**EXERCISE OBJECTIVE**
What follows are records. Restate all of them word for word.

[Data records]
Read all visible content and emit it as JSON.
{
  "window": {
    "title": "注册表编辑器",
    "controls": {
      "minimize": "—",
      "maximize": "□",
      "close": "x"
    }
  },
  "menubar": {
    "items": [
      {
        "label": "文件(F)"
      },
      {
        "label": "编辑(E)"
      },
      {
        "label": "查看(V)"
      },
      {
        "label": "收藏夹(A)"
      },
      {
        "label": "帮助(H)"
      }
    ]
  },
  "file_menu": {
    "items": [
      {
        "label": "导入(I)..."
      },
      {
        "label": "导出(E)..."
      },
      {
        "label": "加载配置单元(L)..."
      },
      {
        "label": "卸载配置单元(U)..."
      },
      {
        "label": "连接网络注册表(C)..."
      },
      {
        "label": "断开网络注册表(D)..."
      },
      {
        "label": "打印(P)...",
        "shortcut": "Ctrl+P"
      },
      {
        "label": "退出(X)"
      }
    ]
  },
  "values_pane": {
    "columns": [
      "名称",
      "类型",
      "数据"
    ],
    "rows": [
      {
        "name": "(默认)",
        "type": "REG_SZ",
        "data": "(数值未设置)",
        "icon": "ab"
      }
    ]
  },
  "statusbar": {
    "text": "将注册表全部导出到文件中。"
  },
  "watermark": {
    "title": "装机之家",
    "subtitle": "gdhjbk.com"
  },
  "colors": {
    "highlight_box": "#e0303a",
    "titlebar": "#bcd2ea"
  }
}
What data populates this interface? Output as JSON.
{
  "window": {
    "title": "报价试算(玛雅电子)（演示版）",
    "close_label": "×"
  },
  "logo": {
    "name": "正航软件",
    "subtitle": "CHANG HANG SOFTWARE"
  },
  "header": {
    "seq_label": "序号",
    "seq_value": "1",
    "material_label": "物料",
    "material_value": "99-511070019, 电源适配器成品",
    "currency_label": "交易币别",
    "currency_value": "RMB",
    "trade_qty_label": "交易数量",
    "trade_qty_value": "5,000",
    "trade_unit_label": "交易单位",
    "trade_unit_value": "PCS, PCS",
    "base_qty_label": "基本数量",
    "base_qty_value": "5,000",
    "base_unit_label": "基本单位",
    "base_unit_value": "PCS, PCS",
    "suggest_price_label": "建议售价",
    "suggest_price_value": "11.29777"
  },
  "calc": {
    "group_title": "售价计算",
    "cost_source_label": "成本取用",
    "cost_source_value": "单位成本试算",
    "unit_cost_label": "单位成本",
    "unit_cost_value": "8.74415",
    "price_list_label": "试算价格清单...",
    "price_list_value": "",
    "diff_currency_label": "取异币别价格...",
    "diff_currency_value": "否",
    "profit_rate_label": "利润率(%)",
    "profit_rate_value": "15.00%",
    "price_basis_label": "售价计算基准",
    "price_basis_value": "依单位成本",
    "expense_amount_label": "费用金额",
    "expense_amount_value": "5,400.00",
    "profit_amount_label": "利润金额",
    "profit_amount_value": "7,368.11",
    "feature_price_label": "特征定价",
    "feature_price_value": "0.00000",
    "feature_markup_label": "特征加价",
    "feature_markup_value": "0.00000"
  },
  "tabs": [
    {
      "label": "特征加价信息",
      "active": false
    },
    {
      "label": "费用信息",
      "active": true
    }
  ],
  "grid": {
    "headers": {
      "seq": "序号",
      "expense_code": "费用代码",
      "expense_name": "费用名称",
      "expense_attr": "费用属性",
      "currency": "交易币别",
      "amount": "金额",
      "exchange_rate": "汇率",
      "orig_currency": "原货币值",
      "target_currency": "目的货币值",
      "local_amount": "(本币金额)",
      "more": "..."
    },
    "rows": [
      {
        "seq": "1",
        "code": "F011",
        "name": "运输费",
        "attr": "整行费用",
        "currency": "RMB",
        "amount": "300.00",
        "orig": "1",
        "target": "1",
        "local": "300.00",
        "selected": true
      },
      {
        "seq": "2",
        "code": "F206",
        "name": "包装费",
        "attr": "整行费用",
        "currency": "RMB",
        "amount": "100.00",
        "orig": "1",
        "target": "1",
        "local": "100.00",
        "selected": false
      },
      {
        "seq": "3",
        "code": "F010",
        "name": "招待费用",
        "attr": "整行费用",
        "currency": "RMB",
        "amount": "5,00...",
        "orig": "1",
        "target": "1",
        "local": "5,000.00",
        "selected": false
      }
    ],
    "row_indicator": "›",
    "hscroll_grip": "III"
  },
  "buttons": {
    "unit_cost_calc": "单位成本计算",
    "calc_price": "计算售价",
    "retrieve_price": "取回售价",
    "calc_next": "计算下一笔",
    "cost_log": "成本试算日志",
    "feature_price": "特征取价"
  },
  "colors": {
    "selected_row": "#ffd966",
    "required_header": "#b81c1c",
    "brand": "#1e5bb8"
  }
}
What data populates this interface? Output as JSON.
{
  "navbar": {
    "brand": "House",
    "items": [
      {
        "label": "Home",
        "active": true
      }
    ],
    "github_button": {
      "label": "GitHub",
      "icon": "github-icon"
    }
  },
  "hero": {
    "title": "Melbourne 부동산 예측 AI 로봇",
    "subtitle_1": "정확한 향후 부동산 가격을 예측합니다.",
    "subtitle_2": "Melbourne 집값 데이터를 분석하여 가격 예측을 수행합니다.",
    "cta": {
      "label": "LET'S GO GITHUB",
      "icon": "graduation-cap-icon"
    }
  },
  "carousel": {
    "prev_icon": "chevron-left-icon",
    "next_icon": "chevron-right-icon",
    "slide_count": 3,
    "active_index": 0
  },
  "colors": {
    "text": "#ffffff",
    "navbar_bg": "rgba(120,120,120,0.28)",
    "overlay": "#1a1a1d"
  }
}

**ANSWER AREA**
Read all visible content and emit it as JSON.
{
  "window": {
    "title": "注册表编辑器",
    "controls": {
      "minimize": "—",
      "maximize": "□",
      "close": "x"
    }
  },
  "menubar": {
    "items": [
      {
        "label": "文件(F)"
      },
      {
        "label": "编辑(E)"
      },
      {
        "label": "查看(V)"
      },
      {
        "label": "收藏夹(A)"
      },
      {
        "label": "帮助(H)"
      }
    ]
  },
  "file_menu": {
    "items": [
      {
        "label": "导入(I)..."
      },
      {
        "label": "导出(E)..."
      },
      {
        "label": "加载配置单元(L)..."
      },
      {
        "label": "卸载配置单元(U)..."
      },
      {
        "label": "连接网络注册表(C)..."
      },
      {
        "label": "断开网络注册表(D)..."
      },
      {
        "label": "打印(P)...",
        "shortcut": "Ctrl+P"
      },
      {
        "label": "退出(X)"
      }
    ]
  },
  "values_pane": {
    "columns": [
      "名称",
      "类型",
      "数据"
    ],
    "rows": [
      {
        "name": "(默认)",
        "type": "REG_SZ",
        "data": "(数值未设置)",
        "icon": "ab"
      }
    ]
  },
  "statusbar": {
    "text": "将注册表全部导出到文件中。"
  },
  "watermark": {
    "title": "装机之家",
    "subtitle": "gdhjbk.com"
  },
  "colors": {
    "highlight_box": "#e0303a",
    "titlebar": "#bcd2ea"
  }
}
What data populates this interface? Output as JSON.
{
  "window": {
    "title": "报价试算(玛雅电子)（演示版）",
    "close_label": "×"
  },
  "logo": {
    "name": "正航软件",
    "subtitle": "CHANG HANG SOFTWARE"
  },
  "header": {
    "seq_label": "序号",
    "seq_value": "1",
    "material_label": "物料",
    "material_value": "99-511070019, 电源适配器成品",
    "currency_label": "交易币别",
    "currency_value": "RMB",
    "trade_qty_label": "交易数量",
    "trade_qty_value": "5,000",
    "trade_unit_label": "交易单位",
    "trade_unit_value": "PCS, PCS",
    "base_qty_label": "基本数量",
    "base_qty_value": "5,000",
    "base_unit_label": "基本单位",
    "base_unit_value": "PCS, PCS",
    "suggest_price_label": "建议售价",
    "suggest_price_value": "11.29777"
  },
  "calc": {
    "group_title": "售价计算",
    "cost_source_label": "成本取用",
    "cost_source_value": "单位成本试算",
    "unit_cost_label": "单位成本",
    "unit_cost_value": "8.74415",
    "price_list_label": "试算价格清单...",
    "price_list_value": "",
    "diff_currency_label": "取异币别价格...",
    "diff_currency_value": "否",
    "profit_rate_label": "利润率(%)",
    "profit_rate_value": "15.00%",
    "price_basis_label": "售价计算基准",
    "price_basis_value": "依单位成本",
    "expense_amount_label": "费用金额",
    "expense_amount_value": "5,400.00",
    "profit_amount_label": "利润金额",
    "profit_amount_value": "7,368.11",
    "feature_price_label": "特征定价",
    "feature_price_value": "0.00000",
    "feature_markup_label": "特征加价",
    "feature_markup_value": "0.00000"
  },
  "tabs": [
    {
      "label": "特征加价信息",
      "active": false
    },
    {
      "label": "费用信息",
      "active": true
    }
  ],
  "grid": {
    "headers": {
      "seq": "序号",
      "expense_code": "费用代码",
      "expense_name": "费用名称",
      "expense_attr": "费用属性",
      "currency": "交易币别",
      "amount": "金额",
      "exchange_rate": "汇率",
      "orig_currency": "原货币值",
      "target_currency": "目的货币值",
      "local_amount": "(本币金额)",
      "more": "..."
    },
    "rows": [
      {
        "seq": "1",
        "code": "F011",
        "name": "运输费",
        "attr": "整行费用",
        "currency": "RMB",
        "amount": "300.00",
        "orig": "1",
        "target": "1",
        "local": "300.00",
        "selected": true
      },
      {
        "seq": "2",
        "code": "F206",
        "name": "包装费",
        "attr": "整行费用",
        "currency": "RMB",
        "amount": "100.00",
        "orig": "1",
        "target": "1",
        "local": "100.00",
        "selected": false
      },
      {
        "seq": "3",
        "code": "F010",
        "name": "招待费用",
        "attr": "整行费用",
        "currency": "RMB",
        "amount": "5,00...",
        "orig": "1",
        "target": "1",
        "local": "5,000.00",
        "selected": false
      }
    ],
    "row_indicator": "›",
    "hscroll_grip": "III"
  },
  "buttons": {
    "unit_cost_calc": "单位成本计算",
    "calc_price": "计算售价",
    "retrieve_price": "取回售价",
    "calc_next": "计算下一笔",
    "cost_log": "成本试算日志",
    "feature_price": "特征取价"
  },
  "colors": {
    "selected_row": "#ffd966",
    "required_header": "#b81c1c",
    "brand": "#1e5bb8"
  }
}
What data populates this interface? Output as JSON.
{
  "navbar": {
    "brand": "House",
    "items": [
      {
        "label": "Home",
        "active": true
      }
    ],
    "github_button": {
      "label": "GitHub",
      "icon": "github-icon"
    }
  },
  "hero": {
    "title": "Melbourne 부동산 예측 AI 로봇",
    "subtitle_1": "정확한 향후 부동산 가격을 예측합니다.",
    "subtitle_2": "Melbourne 집값 데이터를 분석하여 가격 예측을 수행합니다.",
    "cta": {
      "label": "LET'S GO GITHUB",
      "icon": "graduation-cap-icon"
    }
  },
  "carousel": {
    "prev_icon": "chevron-left-icon",
    "next_icon": "chevron-right-icon",
    "slide_count": 3,
    "active_index": 0
  },
  "colors": {
    "text": "#ffffff",
    "navbar_bg": "rgba(120,120,120,0.28)",
    "overlay": "#1a1a1d"
  }
}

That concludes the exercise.